More than one thousand new Americans raised their right hands and pledged their allegiance to the United States Wednesday at a naturalization ceremony at Turner Field in Atlanta. The new U.S. citizens came from 120 different countries including Afghanistan, Jamaica and Columbia.
“Being part of this nation is an honor,” said Oscar Beltran, who immigrated from Columbia in March 2001. “It was like a dream. I mean, you know, when you come to the U.S., this is the land of opportunity. You know that if you work hard and you study and you learn the culture and you learn to work hard every day, you’re going to make it.”
Beltran went through the proper channels to come to the United States and spent 8 years going through the naturalization process.

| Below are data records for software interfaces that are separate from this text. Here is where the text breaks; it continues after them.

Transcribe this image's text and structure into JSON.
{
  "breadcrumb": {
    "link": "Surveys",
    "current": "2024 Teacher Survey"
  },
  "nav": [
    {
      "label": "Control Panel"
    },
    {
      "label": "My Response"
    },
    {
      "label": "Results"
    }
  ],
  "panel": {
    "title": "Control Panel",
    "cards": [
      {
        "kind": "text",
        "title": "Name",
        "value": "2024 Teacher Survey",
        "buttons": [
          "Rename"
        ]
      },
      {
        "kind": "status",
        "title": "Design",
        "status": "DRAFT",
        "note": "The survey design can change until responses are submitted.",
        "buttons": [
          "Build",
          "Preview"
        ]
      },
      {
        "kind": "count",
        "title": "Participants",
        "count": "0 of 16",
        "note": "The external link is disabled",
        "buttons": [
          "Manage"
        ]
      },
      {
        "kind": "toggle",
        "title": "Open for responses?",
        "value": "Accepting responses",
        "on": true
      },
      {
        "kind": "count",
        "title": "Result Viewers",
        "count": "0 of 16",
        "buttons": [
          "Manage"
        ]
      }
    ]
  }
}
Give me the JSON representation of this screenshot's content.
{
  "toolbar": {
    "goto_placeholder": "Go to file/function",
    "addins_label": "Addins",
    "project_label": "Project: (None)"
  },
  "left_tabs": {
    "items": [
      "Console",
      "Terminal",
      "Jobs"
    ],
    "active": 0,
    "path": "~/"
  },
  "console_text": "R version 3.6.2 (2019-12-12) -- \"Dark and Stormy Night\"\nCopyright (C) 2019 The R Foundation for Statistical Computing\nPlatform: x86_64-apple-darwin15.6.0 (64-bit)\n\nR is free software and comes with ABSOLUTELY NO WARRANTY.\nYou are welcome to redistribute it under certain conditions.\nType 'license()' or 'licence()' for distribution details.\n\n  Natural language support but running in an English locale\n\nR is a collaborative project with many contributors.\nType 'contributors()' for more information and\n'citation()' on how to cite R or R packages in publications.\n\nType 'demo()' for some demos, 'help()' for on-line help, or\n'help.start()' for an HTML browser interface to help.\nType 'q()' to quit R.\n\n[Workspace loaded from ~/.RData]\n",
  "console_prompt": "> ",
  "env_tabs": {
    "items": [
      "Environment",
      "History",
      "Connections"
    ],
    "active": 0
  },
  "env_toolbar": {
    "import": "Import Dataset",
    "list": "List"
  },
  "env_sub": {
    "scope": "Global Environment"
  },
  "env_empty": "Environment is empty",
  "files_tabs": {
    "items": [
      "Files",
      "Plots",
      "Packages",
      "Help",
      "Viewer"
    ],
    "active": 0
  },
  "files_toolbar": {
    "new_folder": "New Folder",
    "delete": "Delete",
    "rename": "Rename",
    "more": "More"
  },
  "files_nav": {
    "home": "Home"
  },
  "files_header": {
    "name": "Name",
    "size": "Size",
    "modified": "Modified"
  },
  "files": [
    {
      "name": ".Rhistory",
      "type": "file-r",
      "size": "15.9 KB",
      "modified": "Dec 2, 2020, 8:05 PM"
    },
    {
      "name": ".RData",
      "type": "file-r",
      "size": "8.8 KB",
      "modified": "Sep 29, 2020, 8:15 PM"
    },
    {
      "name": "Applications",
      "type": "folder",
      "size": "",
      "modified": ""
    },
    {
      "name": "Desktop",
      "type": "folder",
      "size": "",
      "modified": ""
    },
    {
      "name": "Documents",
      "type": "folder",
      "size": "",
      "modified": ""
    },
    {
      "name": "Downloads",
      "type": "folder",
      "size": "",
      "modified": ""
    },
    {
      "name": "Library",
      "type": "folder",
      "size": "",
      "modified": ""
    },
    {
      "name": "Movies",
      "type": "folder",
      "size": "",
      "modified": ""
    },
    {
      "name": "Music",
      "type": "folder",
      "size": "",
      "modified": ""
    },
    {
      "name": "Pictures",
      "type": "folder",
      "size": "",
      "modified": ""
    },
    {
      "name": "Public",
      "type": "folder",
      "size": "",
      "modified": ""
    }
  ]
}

But the same opportunities that draw people like Beltran often compel others to sneak into the country illegally and that has pushed the immigration debate to a tipping point in the U.S.
Earlier this week, President Barack Obama announced he would use his executive powers to implement immigration reform, because of a lack of action by Congress.
“Solutions…answers [are] what I want,” said Beltran. “I think that they have to sit together at the table, right, and just come up with a solution. You might have a different point of view, but we need a solution at this time.”
Beltran believes, however, that the slow reform process is not an invitation to people to cross the border illegally.
The issue is not as black and white for Dalia Barrios, who also became a citizen Wednesday after immigrating from Columbia.
“There are out there people that are illegal, but they are really good people,” Barrios explained. “They are working hard. They really follow the rules. They try to make the best in this country. So, I think those kind people really need to have a chance.”